### WHAT YOU WILL DO
Repeat the data word for word and skip the pictures.

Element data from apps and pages

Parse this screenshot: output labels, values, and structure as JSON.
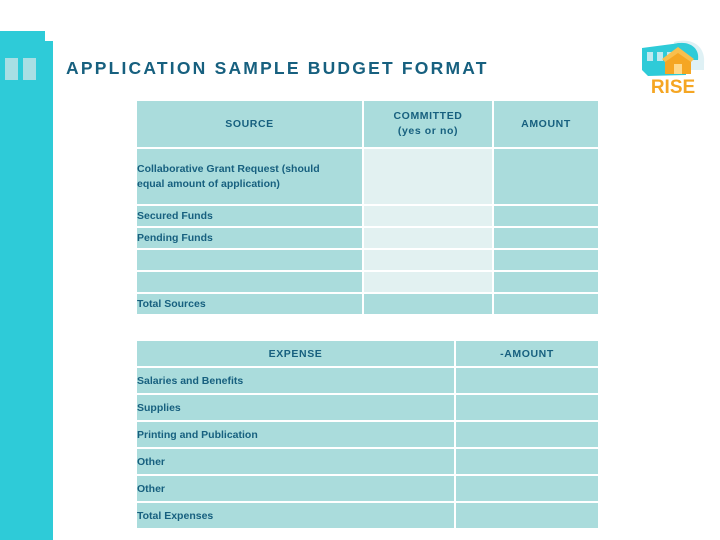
{
  "page": {
    "title": "APPLICATION SAMPLE BUDGET FORMAT",
    "title_color": "#17607f",
    "accent_color": "#2ecbd8",
    "cell_color": "#aadcdc",
    "cell_light_color": "#e2f1f1",
    "background": "#ffffff"
  },
  "logo": {
    "name": "rise-logo",
    "wordmark": "RISE",
    "wordmark_color": "#f5a623",
    "shape_color": "#2ecbd8",
    "house_color": "#f5a623"
  },
  "decoration": {
    "name": "left-bar",
    "color": "#2ecbd8",
    "square_color": "#a8dfe4"
  },
  "sources_table": {
    "name": "sources-table",
    "headers": [
      "SOURCE",
      "COMMITTED (yes or no)",
      "AMOUNT"
    ],
    "header_source": "SOURCE",
    "header_committed_line1": "COMMITTED",
    "header_committed_line2": "(yes or no)",
    "header_amount": "AMOUNT",
    "rows": [
      {
        "label": "Collaborative Grant Request (should equal amount of application)",
        "label_line1": "Collaborative Grant Request (should",
        "label_line2": "equal amount of application)",
        "committed": "",
        "amount": ""
      },
      {
        "label": "Secured Funds",
        "committed": "",
        "amount": ""
      },
      {
        "label": "Pending Funds",
        "committed": "",
        "amount": ""
      },
      {
        "label": "",
        "committed": "",
        "amount": ""
      },
      {
        "label": "",
        "committed": "",
        "amount": ""
      },
      {
        "label": "Total Sources",
        "committed": "",
        "amount": ""
      }
    ]
  },
  "expense_table": {
    "name": "expense-table",
    "header_expense": "EXPENSE",
    "header_amount": "-AMOUNT",
    "rows": [
      {
        "label": "Salaries and Benefits",
        "amount": ""
      },
      {
        "label": "Supplies",
        "amount": ""
      },
      {
        "label": "Printing and Publication",
        "amount": ""
      },
      {
        "label": "Other",
        "amount": ""
      },
      {
        "label": "Other",
        "amount": ""
      },
      {
        "label": "Total Expenses",
        "amount": ""
      }
    ]
  }
}
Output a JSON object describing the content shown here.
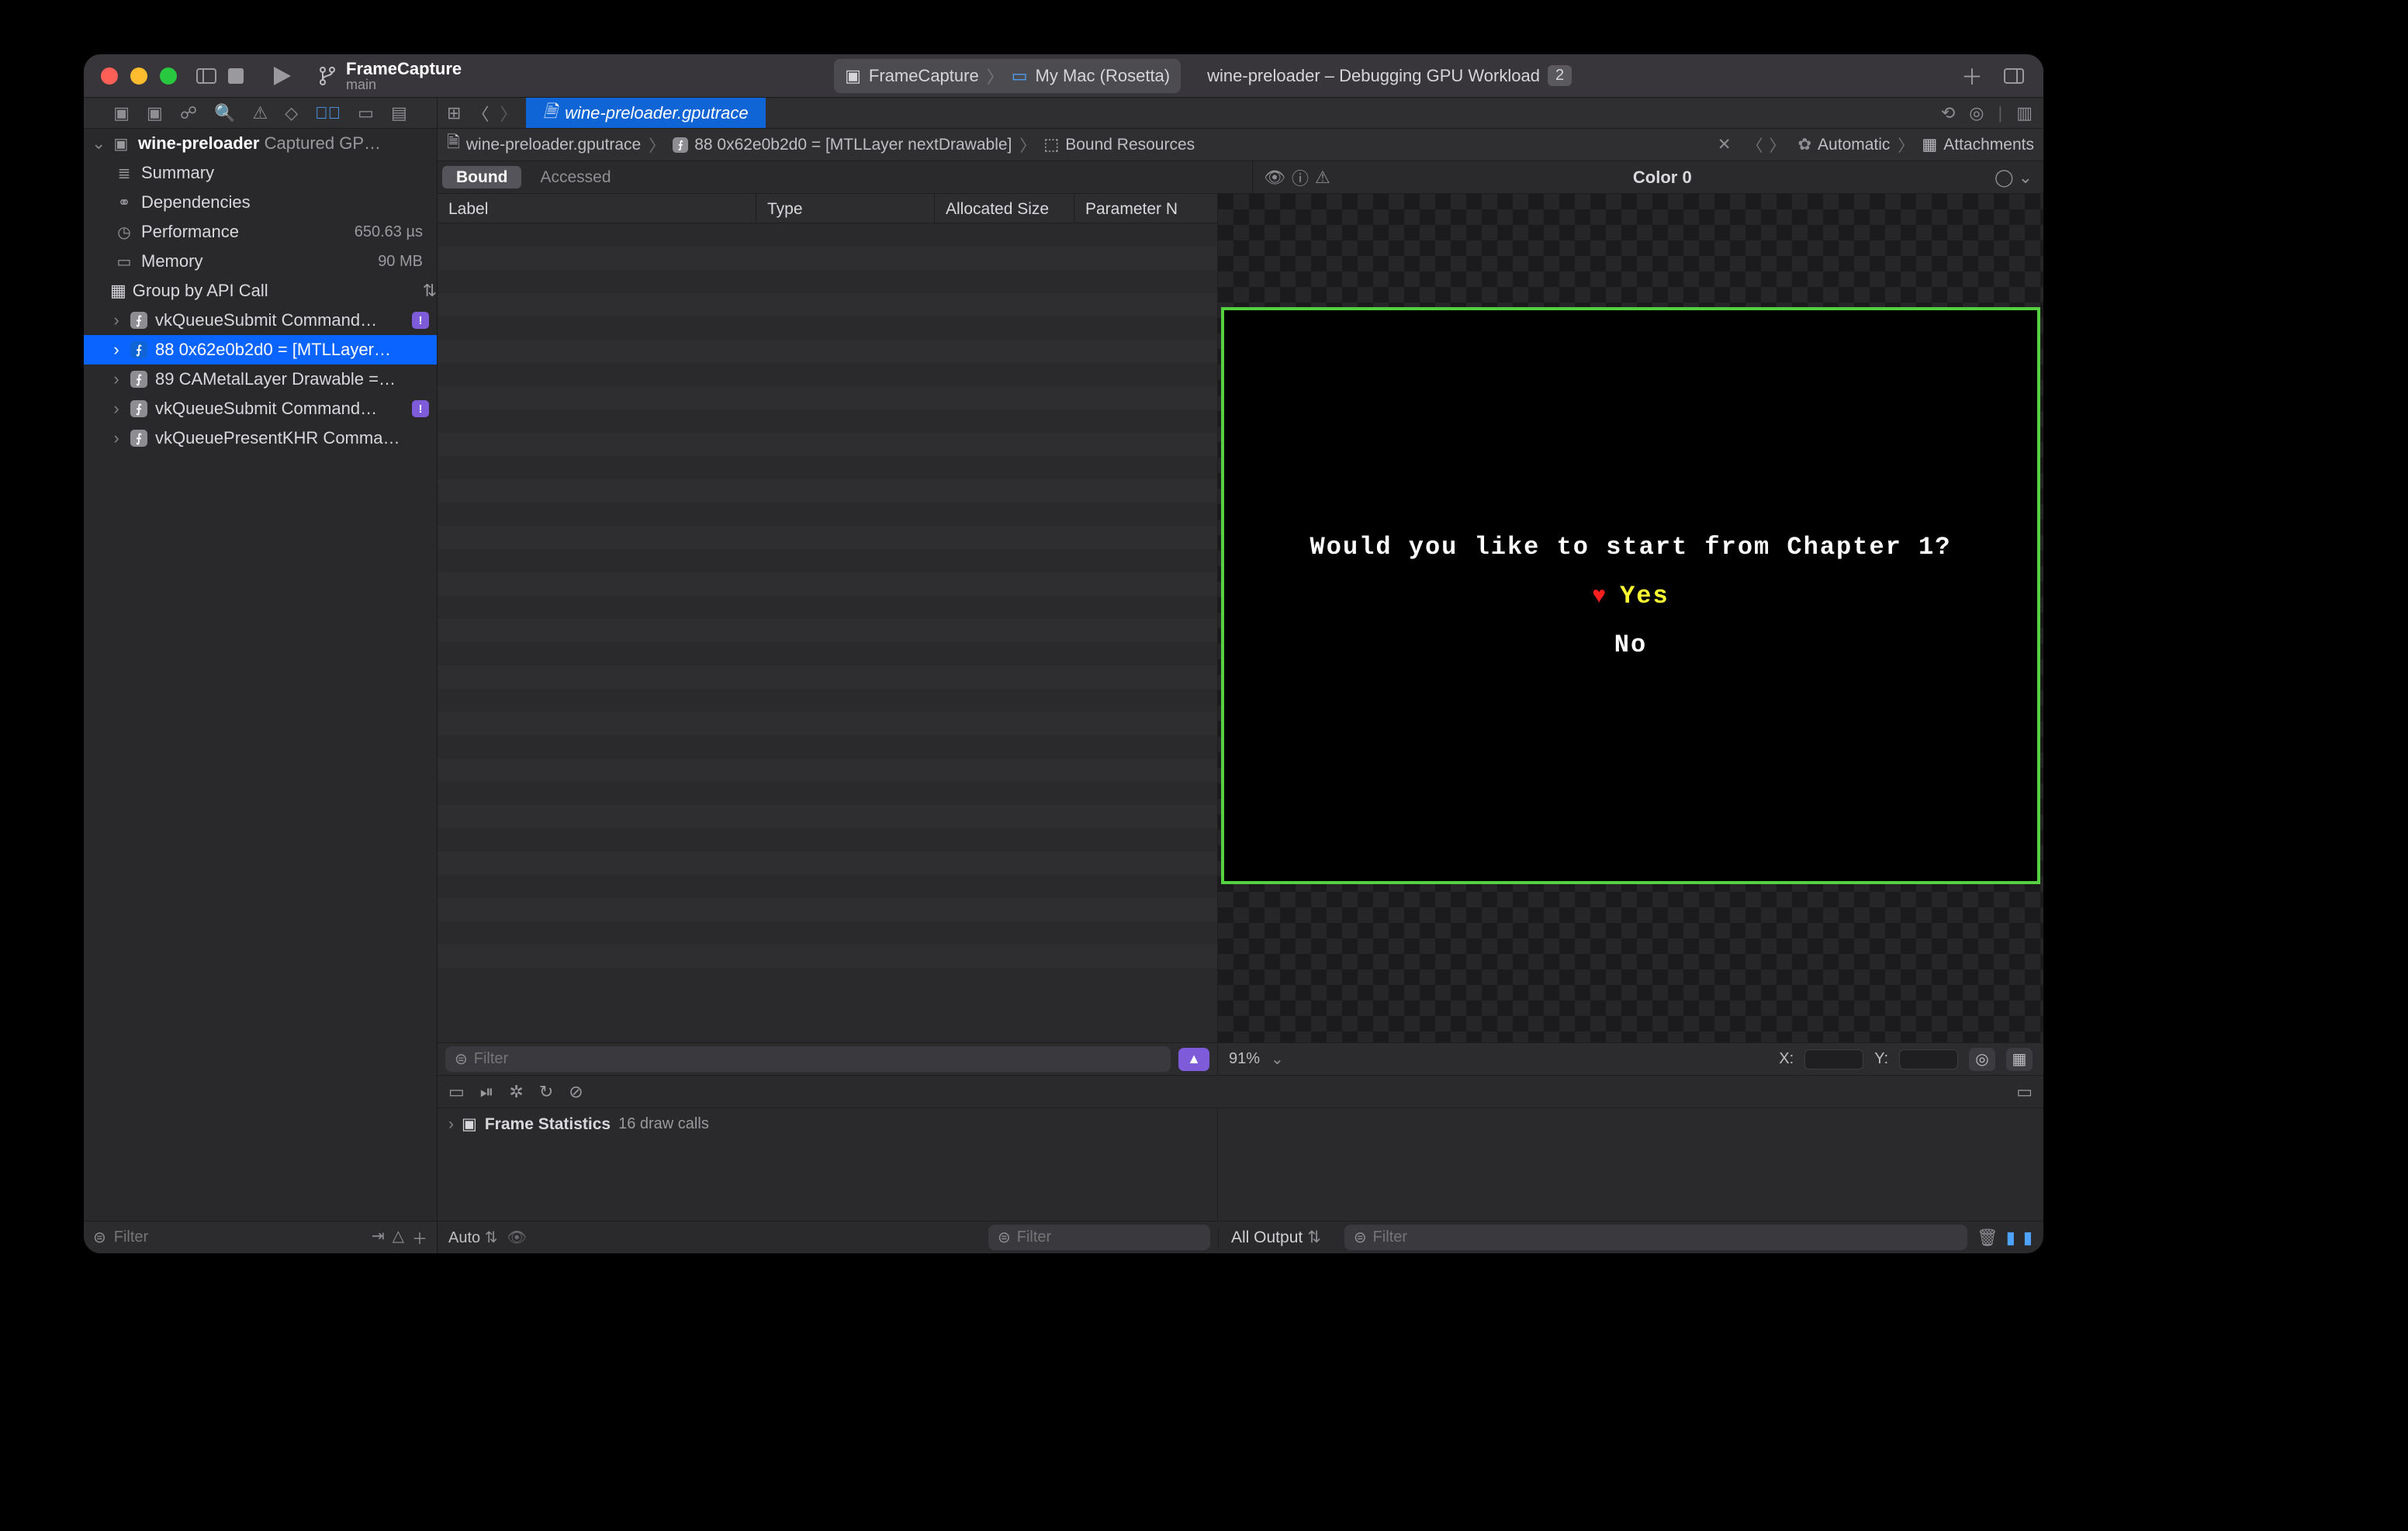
{
  "titlebar": {
    "scheme_name": "FrameCapture",
    "scheme_branch": "main",
    "crumb_project": "FrameCapture",
    "crumb_target": "My Mac (Rosetta)",
    "activity_text": "wine-preloader – Debugging GPU Workload",
    "activity_badge": "2",
    "plus": "+"
  },
  "doctab": {
    "filename": "wine-preloader.gputrace"
  },
  "pathbar": {
    "p1": "wine-preloader.gputrace",
    "p2": "88 0x62e0b2d0 = [MTLLayer nextDrawable]",
    "p3": "Bound Resources",
    "auto": "Automatic",
    "attach": "Attachments"
  },
  "resbar": {
    "bound": "Bound",
    "accessed": "Accessed",
    "color_title": "Color 0"
  },
  "columns": {
    "label": "Label",
    "type": "Type",
    "alloc": "Allocated Size",
    "param": "Parameter N"
  },
  "nav": {
    "root": "wine-preloader",
    "root_sub": "Captured GP…",
    "summary": "Summary",
    "deps": "Dependencies",
    "perf": "Performance",
    "perf_val": "650.63 µs",
    "mem": "Memory",
    "mem_val": "90 MB",
    "group": "Group by API Call",
    "c1": "vkQueueSubmit Command…",
    "c2": "88 0x62e0b2d0 = [MTLLayer…",
    "c3": "89 CAMetalLayer Drawable =…",
    "c4": "vkQueueSubmit Command…",
    "c5": "vkQueuePresentKHR Comma…"
  },
  "filter": {
    "placeholder": "Filter"
  },
  "viewer": {
    "zoom": "91%",
    "xlabel": "X:",
    "ylabel": "Y:"
  },
  "game": {
    "question": "Would you like to start from Chapter 1?",
    "yes": "Yes",
    "no": "No"
  },
  "debug": {
    "frame_stats": "Frame Statistics",
    "draw_calls": "16 draw calls",
    "auto": "Auto",
    "all_output": "All Output"
  }
}
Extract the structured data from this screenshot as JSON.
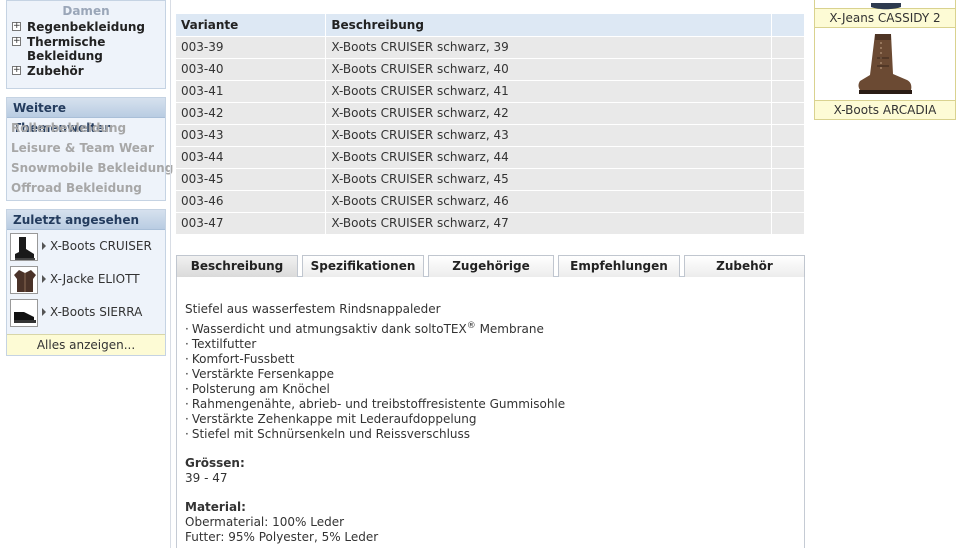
{
  "sidebar": {
    "category_header": "Damen",
    "categories": [
      {
        "label": "Regenbekleidung"
      },
      {
        "label": "Thermische Bekleidung"
      },
      {
        "label": "Zubehör"
      }
    ],
    "themes_title": "Weitere Themenwelten",
    "themes": [
      "Rollerbekleidung",
      "Leisure & Team Wear",
      "Snowmobile Bekleidung",
      "Offroad Bekleidung"
    ],
    "recent_title": "Zuletzt angesehen",
    "recent": [
      {
        "label": "X-Boots CRUISER",
        "icon": "boot-thumbnail"
      },
      {
        "label": "X-Jacke ELIOTT",
        "icon": "jacket-thumbnail"
      },
      {
        "label": "X-Boots SIERRA",
        "icon": "boot-thumbnail"
      }
    ],
    "show_all": "Alles anzeigen..."
  },
  "variants_table": {
    "headers": [
      "Variante",
      "Beschreibung"
    ],
    "rows": [
      {
        "variant": "003-39",
        "desc": "X-Boots CRUISER schwarz, 39"
      },
      {
        "variant": "003-40",
        "desc": "X-Boots CRUISER schwarz, 40"
      },
      {
        "variant": "003-41",
        "desc": "X-Boots CRUISER schwarz, 41"
      },
      {
        "variant": "003-42",
        "desc": "X-Boots CRUISER schwarz, 42"
      },
      {
        "variant": "003-43",
        "desc": "X-Boots CRUISER schwarz, 43"
      },
      {
        "variant": "003-44",
        "desc": "X-Boots CRUISER schwarz, 44"
      },
      {
        "variant": "003-45",
        "desc": "X-Boots CRUISER schwarz, 45"
      },
      {
        "variant": "003-46",
        "desc": "X-Boots CRUISER schwarz, 46"
      },
      {
        "variant": "003-47",
        "desc": "X-Boots CRUISER schwarz, 47"
      }
    ]
  },
  "tabs": [
    {
      "label": "Beschreibung",
      "active": true
    },
    {
      "label": "Spezifikationen"
    },
    {
      "label": "Zugehörige Dateien"
    },
    {
      "label": "Empfehlungen"
    },
    {
      "label": "Zubehör"
    }
  ],
  "description": {
    "intro": "Stiefel aus wasserfestem Rindsnappaleder",
    "features": [
      "Wasserdicht und atmungsaktiv dank soltoTEX",
      "Textilfutter",
      "Komfort-Fussbett",
      "Verstärkte Fersenkappe",
      "Polsterung am Knöchel",
      "Rahmengenähte, abrieb- und treibstoffresistente Gummisohle",
      "Verstärkte Zehenkappe mit Lederaufdoppelung",
      "Stiefel mit Schnürsenkeln und Reissverschluss"
    ],
    "feature0_sup": "®",
    "feature0_suffix": " Membrane",
    "bullet": "·",
    "sizes_label": "Grössen:",
    "sizes_value": "39 - 47",
    "material_label": "Material:",
    "material_lines": [
      "Obermaterial: 100% Leder",
      "Futter: 95% Polyester, 5% Leder"
    ]
  },
  "related": [
    {
      "label": "X-Jeans CASSIDY 2"
    },
    {
      "label": "X-Boots ARCADIA",
      "icon": "brown-boot-image"
    }
  ],
  "colors": {
    "sidebar_bg": "#eef3fa",
    "title_bar": "#c8d8ea",
    "table_header": "#dde8f4",
    "table_row": "#e9e9e9",
    "label_yellow": "#fdfbd5"
  }
}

### REPLY TO THE EXERCISE
Parse this screenshot: output labels, values, and structure as JSON.
{
  "page": {
    "title": "APPLICATION SAMPLE BUDGET FORMAT",
    "title_color": "#17607f",
    "accent_color": "#2ecbd8",
    "cell_color": "#aadcdc",
    "cell_light_color": "#e2f1f1",
    "background": "#ffffff"
  },
  "logo": {
    "name": "rise-logo",
    "wordmark": "RISE",
    "wordmark_color": "#f5a623",
    "shape_color": "#2ecbd8",
    "house_color": "#f5a623"
  },
  "decoration": {
    "name": "left-bar",
    "color": "#2ecbd8",
    "square_color": "#a8dfe4"
  },
  "sources_table": {
    "name": "sources-table",
    "headers": [
      "SOURCE",
      "COMMITTED (yes or no)",
      "AMOUNT"
    ],
    "header_source": "SOURCE",
    "header_committed_line1": "COMMITTED",
    "header_committed_line2": "(yes or no)",
    "header_amount": "AMOUNT",
    "rows": [
      {
        "label": "Collaborative Grant Request (should equal amount of application)",
        "label_line1": "Collaborative Grant Request (should",
        "label_line2": "equal amount of application)",
        "committed": "",
        "amount": ""
      },
      {
        "label": "Secured Funds",
        "committed": "",
        "amount": ""
      },
      {
        "label": "Pending Funds",
        "committed": "",
        "amount": ""
      },
      {
        "label": "",
        "committed": "",
        "amount": ""
      },
      {
        "label": "",
        "committed": "",
        "amount": ""
      },
      {
        "label": "Total Sources",
        "committed": "",
        "amount": ""
      }
    ]
  },
  "expense_table": {
    "name": "expense-table",
    "header_expense": "EXPENSE",
    "header_amount": "-AMOUNT",
    "rows": [
      {
        "label": "Salaries and Benefits",
        "amount": ""
      },
      {
        "label": "Supplies",
        "amount": ""
      },
      {
        "label": "Printing and Publication",
        "amount": ""
      },
      {
        "label": "Other",
        "amount": ""
      },
      {
        "label": "Other",
        "amount": ""
      },
      {
        "label": "Total Expenses",
        "amount": ""
      }
    ]
  }
}
Output a JSON object describing the content shown here.
{
  "titlebar": {
    "scheme_name": "FrameCapture",
    "scheme_branch": "main",
    "crumb_project": "FrameCapture",
    "crumb_target": "My Mac (Rosetta)",
    "activity_text": "wine-preloader – Debugging GPU Workload",
    "activity_badge": "2",
    "plus": "+"
  },
  "doctab": {
    "filename": "wine-preloader.gputrace"
  },
  "pathbar": {
    "p1": "wine-preloader.gputrace",
    "p2": "88 0x62e0b2d0 = [MTLLayer nextDrawable]",
    "p3": "Bound Resources",
    "auto": "Automatic",
    "attach": "Attachments"
  },
  "resbar": {
    "bound": "Bound",
    "accessed": "Accessed",
    "color_title": "Color 0"
  },
  "columns": {
    "label": "Label",
    "type": "Type",
    "alloc": "Allocated Size",
    "param": "Parameter N"
  },
  "nav": {
    "root": "wine-preloader",
    "root_sub": "Captured GP…",
    "summary": "Summary",
    "deps": "Dependencies",
    "perf": "Performance",
    "perf_val": "650.63 µs",
    "mem": "Memory",
    "mem_val": "90 MB",
    "group": "Group by API Call",
    "c1": "vkQueueSubmit Command…",
    "c2": "88 0x62e0b2d0 = [MTLLayer…",
    "c3": "89 CAMetalLayer Drawable =…",
    "c4": "vkQueueSubmit Command…",
    "c5": "vkQueuePresentKHR Comma…"
  },
  "filter": {
    "placeholder": "Filter"
  },
  "viewer": {
    "zoom": "91%",
    "xlabel": "X:",
    "ylabel": "Y:"
  },
  "game": {
    "question": "Would you like to start from Chapter 1?",
    "yes": "Yes",
    "no": "No"
  },
  "debug": {
    "frame_stats": "Frame Statistics",
    "draw_calls": "16 draw calls",
    "auto": "Auto",
    "all_output": "All Output"
  }
}
Extract the structured data from this screenshot as JSON.
{
  "sidebar": {
    "category_header": "Damen",
    "categories": [
      {
        "label": "Regenbekleidung"
      },
      {
        "label": "Thermische Bekleidung"
      },
      {
        "label": "Zubehör"
      }
    ],
    "themes_title": "Weitere Themenwelten",
    "themes": [
      "Rollerbekleidung",
      "Leisure & Team Wear",
      "Snowmobile Bekleidung",
      "Offroad Bekleidung"
    ],
    "recent_title": "Zuletzt angesehen",
    "recent": [
      {
        "label": "X-Boots CRUISER",
        "icon": "boot-thumbnail"
      },
      {
        "label": "X-Jacke ELIOTT",
        "icon": "jacket-thumbnail"
      },
      {
        "label": "X-Boots SIERRA",
        "icon": "boot-thumbnail"
      }
    ],
    "show_all": "Alles anzeigen..."
  },
  "variants_table": {
    "headers": [
      "Variante",
      "Beschreibung"
    ],
    "rows": [
      {
        "variant": "003-39",
        "desc": "X-Boots CRUISER schwarz, 39"
      },
      {
        "variant": "003-40",
        "desc": "X-Boots CRUISER schwarz, 40"
      },
      {
        "variant": "003-41",
        "desc": "X-Boots CRUISER schwarz, 41"
      },
      {
        "variant": "003-42",
        "desc": "X-Boots CRUISER schwarz, 42"
      },
      {
        "variant": "003-43",
        "desc": "X-Boots CRUISER schwarz, 43"
      },
      {
        "variant": "003-44",
        "desc": "X-Boots CRUISER schwarz, 44"
      },
      {
        "variant": "003-45",
        "desc": "X-Boots CRUISER schwarz, 45"
      },
      {
        "variant": "003-46",
        "desc": "X-Boots CRUISER schwarz, 46"
      },
      {
        "variant": "003-47",
        "desc": "X-Boots CRUISER schwarz, 47"
      }
    ]
  },
  "tabs": [
    {
      "label": "Beschreibung",
      "active": true
    },
    {
      "label": "Spezifikationen"
    },
    {
      "label": "Zugehörige Dateien"
    },
    {
      "label": "Empfehlungen"
    },
    {
      "label": "Zubehör"
    }
  ],
  "description": {
    "intro": "Stiefel aus wasserfestem Rindsnappaleder",
    "features": [
      "Wasserdicht und atmungsaktiv dank soltoTEX",
      "Textilfutter",
      "Komfort-Fussbett",
      "Verstärkte Fersenkappe",
      "Polsterung am Knöchel",
      "Rahmengenähte, abrieb- und treibstoffresistente Gummisohle",
      "Verstärkte Zehenkappe mit Lederaufdoppelung",
      "Stiefel mit Schnürsenkeln und Reissverschluss"
    ],
    "feature0_sup": "®",
    "feature0_suffix": " Membrane",
    "bullet": "·",
    "sizes_label": "Grössen:",
    "sizes_value": "39 - 47",
    "material_label": "Material:",
    "material_lines": [
      "Obermaterial: 100% Leder",
      "Futter: 95% Polyester, 5% Leder"
    ]
  },
  "related": [
    {
      "label": "X-Jeans CASSIDY 2"
    },
    {
      "label": "X-Boots ARCADIA",
      "icon": "brown-boot-image"
    }
  ],
  "colors": {
    "sidebar_bg": "#eef3fa",
    "title_bar": "#c8d8ea",
    "table_header": "#dde8f4",
    "table_row": "#e9e9e9",
    "label_yellow": "#fdfbd5"
  }
}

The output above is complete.